[Available records Boundary: Start]

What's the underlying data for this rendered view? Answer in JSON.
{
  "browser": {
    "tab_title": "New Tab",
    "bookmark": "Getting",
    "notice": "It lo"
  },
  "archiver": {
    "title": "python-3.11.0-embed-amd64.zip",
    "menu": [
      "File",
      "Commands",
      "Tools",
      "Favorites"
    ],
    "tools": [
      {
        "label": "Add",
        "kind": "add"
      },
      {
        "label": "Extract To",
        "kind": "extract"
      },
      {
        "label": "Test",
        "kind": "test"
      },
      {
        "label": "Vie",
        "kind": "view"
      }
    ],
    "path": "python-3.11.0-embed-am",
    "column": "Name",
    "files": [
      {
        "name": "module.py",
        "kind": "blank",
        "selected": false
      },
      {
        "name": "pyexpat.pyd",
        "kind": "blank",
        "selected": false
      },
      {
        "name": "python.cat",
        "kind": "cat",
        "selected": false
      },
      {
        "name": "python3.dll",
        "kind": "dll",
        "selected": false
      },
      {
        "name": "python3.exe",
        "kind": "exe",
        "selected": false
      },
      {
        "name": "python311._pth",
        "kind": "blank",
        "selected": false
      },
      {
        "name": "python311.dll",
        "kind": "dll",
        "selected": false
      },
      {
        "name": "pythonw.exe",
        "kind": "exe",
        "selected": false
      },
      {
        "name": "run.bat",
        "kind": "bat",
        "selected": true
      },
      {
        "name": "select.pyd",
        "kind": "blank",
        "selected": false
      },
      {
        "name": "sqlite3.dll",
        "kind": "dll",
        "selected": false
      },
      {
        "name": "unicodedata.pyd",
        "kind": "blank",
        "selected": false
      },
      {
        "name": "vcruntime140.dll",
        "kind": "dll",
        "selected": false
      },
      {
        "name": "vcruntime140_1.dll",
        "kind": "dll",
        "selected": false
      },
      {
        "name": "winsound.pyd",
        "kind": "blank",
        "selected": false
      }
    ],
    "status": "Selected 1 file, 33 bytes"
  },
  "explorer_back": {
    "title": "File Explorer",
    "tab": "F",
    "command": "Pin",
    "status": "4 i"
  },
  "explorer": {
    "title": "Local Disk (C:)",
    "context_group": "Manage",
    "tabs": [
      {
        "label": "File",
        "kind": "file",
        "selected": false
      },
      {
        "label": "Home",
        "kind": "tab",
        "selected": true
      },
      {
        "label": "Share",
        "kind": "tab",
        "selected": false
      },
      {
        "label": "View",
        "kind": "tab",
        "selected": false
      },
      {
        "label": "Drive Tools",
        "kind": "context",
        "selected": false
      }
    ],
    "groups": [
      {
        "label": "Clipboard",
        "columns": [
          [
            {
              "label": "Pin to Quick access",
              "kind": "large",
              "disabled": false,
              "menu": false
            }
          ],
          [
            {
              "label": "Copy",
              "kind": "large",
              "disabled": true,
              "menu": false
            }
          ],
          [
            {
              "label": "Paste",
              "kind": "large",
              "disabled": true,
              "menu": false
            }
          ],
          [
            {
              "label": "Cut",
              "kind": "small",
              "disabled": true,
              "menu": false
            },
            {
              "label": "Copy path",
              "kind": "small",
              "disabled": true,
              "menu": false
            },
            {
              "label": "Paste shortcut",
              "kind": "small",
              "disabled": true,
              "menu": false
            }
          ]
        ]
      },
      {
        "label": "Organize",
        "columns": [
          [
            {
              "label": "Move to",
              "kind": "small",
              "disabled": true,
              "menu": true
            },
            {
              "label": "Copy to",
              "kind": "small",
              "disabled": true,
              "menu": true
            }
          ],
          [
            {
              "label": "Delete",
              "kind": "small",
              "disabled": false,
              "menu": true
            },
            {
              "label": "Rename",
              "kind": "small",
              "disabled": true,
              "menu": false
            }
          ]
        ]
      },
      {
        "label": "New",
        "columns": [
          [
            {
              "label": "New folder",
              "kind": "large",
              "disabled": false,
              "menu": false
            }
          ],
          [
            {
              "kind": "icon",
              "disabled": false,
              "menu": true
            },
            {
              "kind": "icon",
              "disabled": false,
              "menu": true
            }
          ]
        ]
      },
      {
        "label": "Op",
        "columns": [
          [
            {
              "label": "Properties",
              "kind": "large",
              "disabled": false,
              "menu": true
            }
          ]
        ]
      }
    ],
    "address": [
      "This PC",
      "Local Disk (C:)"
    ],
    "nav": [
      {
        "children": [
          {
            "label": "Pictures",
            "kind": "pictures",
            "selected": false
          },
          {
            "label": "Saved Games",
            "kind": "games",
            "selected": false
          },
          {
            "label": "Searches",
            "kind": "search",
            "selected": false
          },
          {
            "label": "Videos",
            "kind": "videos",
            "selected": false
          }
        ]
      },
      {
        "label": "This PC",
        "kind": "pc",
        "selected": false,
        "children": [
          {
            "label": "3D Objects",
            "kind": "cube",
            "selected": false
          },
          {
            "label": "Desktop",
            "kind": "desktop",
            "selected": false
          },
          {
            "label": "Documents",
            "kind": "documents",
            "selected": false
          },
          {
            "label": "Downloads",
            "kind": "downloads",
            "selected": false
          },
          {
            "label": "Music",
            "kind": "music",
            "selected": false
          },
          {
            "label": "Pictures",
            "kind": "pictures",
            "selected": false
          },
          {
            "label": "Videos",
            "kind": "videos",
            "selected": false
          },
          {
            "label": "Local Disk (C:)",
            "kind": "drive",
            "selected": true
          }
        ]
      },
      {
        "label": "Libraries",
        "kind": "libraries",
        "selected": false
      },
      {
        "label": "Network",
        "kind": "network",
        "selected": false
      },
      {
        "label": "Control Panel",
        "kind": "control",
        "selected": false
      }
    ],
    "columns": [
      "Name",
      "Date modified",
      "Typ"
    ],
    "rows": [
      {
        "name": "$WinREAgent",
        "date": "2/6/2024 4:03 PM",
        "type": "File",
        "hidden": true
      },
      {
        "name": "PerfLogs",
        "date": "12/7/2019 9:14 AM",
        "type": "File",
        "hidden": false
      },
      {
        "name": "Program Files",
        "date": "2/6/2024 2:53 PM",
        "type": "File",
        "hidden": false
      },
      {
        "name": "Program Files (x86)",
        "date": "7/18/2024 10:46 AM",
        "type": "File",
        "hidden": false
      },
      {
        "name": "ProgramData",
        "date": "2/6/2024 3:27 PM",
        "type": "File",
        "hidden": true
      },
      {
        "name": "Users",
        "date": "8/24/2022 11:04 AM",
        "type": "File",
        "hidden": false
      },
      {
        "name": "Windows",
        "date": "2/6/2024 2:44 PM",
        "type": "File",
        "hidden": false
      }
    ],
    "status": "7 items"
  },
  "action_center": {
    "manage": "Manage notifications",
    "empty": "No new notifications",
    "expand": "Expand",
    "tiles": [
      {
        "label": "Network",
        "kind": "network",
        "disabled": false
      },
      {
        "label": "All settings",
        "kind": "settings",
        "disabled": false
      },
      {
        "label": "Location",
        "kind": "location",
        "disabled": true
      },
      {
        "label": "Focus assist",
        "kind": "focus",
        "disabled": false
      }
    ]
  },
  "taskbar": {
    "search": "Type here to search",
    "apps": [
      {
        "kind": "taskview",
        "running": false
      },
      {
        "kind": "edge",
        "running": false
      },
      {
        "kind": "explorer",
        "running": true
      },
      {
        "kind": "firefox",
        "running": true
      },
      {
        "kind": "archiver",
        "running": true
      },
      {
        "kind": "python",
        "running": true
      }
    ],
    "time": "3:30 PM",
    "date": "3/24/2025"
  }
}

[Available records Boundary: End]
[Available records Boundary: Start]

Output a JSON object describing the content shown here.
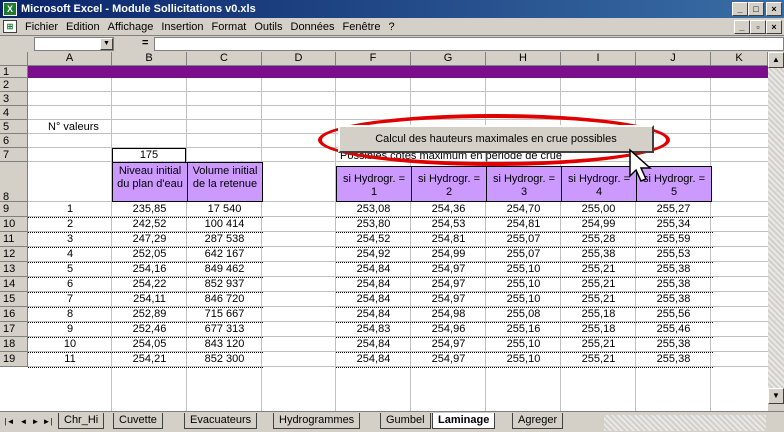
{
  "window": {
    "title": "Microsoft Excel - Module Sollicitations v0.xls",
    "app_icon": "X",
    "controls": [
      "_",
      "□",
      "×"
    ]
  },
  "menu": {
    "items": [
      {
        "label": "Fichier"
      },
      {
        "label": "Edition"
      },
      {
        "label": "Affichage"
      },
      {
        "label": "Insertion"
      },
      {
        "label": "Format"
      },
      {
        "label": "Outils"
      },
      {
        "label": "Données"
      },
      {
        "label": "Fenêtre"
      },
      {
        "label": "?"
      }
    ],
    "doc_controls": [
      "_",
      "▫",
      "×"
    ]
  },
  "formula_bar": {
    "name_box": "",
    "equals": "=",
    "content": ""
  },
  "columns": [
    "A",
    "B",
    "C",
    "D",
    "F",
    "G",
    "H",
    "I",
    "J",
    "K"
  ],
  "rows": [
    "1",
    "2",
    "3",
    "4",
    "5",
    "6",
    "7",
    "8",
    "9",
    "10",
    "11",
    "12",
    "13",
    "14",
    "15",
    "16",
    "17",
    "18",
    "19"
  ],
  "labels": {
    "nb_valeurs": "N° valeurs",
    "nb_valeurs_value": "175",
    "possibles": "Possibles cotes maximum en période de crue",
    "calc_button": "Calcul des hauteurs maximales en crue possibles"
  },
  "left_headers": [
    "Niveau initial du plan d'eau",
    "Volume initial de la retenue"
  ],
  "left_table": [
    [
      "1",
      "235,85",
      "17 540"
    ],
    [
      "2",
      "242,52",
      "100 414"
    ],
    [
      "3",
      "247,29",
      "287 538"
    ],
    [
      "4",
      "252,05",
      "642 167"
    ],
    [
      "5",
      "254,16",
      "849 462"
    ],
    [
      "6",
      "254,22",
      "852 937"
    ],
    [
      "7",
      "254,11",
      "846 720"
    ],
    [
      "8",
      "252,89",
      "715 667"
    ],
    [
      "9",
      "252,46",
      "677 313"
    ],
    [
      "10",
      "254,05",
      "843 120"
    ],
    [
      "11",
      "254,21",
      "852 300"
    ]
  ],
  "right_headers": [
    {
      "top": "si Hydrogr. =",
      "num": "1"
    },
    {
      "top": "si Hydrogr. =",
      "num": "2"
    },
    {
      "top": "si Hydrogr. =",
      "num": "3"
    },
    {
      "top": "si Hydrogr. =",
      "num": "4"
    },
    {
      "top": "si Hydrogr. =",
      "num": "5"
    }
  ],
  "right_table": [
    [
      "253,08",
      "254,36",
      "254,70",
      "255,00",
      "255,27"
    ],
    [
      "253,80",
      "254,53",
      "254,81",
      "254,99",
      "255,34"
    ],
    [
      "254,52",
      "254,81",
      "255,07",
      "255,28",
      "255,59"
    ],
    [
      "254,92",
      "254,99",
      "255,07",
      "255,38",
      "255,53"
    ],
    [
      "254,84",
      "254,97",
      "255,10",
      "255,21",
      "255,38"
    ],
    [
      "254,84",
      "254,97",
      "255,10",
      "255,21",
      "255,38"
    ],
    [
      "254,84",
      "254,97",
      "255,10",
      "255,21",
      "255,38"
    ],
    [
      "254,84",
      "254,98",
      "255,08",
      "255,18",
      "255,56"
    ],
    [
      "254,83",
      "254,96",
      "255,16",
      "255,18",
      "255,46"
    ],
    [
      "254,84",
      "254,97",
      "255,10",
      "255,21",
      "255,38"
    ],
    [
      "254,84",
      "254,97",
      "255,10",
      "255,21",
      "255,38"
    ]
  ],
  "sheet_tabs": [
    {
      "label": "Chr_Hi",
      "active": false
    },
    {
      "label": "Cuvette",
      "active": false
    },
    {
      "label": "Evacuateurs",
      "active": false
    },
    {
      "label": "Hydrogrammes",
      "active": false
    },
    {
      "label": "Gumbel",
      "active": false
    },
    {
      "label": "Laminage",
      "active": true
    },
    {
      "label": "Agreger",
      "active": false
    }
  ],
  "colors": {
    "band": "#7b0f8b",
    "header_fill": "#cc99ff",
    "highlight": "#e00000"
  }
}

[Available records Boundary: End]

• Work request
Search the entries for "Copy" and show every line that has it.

• Answer for this exercise
              "label": "Copy",
              "label": "Copy path",
              "label": "Copy to",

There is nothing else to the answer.